Powering each unit with a separate power cord would have been prohibitive since it would have been expensive to install a new outlet and wiring for each one. Instead, each was a PD, drawing their power as well as their data from PoE. (As an aside, the hospital also liked that they were IP65-sealed to make cleaning easier for staff.)

Another example is the Sinclair Hotel. Based in Fort Worth, TX, the 164-room establishment that uses PoE to power and control lighting, window shades, and amenities like minibars.

Explains Farukh Aslam, Sinclair Holdings president and the hotel’s developer: “In a south-facing room in Texas providing an optimal temperature is essential to the guest experience. We can tell if a guest is no longer in the room and track them leaving the hotel. Once a guest has left the property, the system can automatically turn off lights and bring down the shades. Once the guest re-enters the hotel again the temperature quickly sets back to their preference.”

It’s more than optimizing a hotel guest’s experience, though. Use of PoE equipment cuts power consumption by 30 to 40 percent. Burnt-out lightbulbs are also a thing of the past as staff can quickly trace such eyesores through network connections. The futuristic setup was even inexpensive since electricians weren’t needed which saved thousands in labor costs.

Sinclair Holdings also worked with its vendors to develop more PDs like smart mirrors, AC units, and even exercise equipment.

Other applications of PoE include smart offices and smart cities.

Market Share of Power over Ethernet

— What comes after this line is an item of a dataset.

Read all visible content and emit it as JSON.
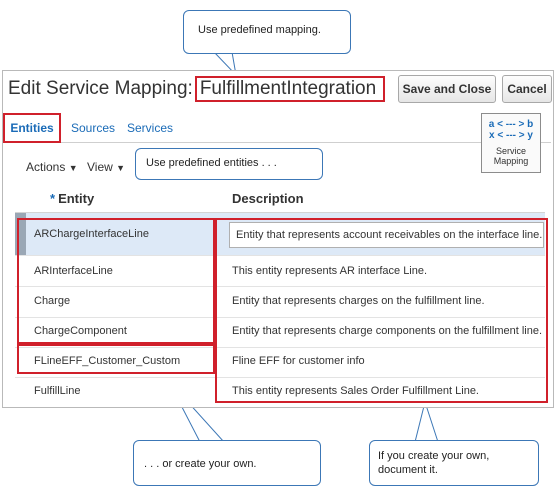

The growth of Internet of Things is poised to grow explosively. Nearly 14 million units back in 2021, that figure is estimated to reach 30.9 billion units sold by 2025.

PoE will play a big part of that growth in IoT thanks to low costs and flexibility. Businesses are especially eyeing security devices like cameras as well as “smart lighting” systems. At the time of this writing, Global Industry Analysts Inc. estimates the demand for PoE will reach $1.2 billion by 2025. The US has the biggest share of the market at an estimated 43.3 percent. However, China looks to be adopting PoE the fastest at a compounded annual growth rate of nearly 13.8 percent by 2025 while the US is at 10.8 percent in the same time period.

Closing Thoughts

Much of the technology used in modern society requires power. Access to it is not always convenient due to lack of outlets, the right wiring, or the wrong room design. Power over Ethernet (PoE) resolves many of those thanks to its ability to power devices as well as transmit data simultaneously.

To learn more about how this is done, and if PoE is right for your company’s wants and needs, contact a representative from Cybernet. Also follow Cybernet on Facebook, Twitter, and Linkedin to stay up to date on this and other relevant topics.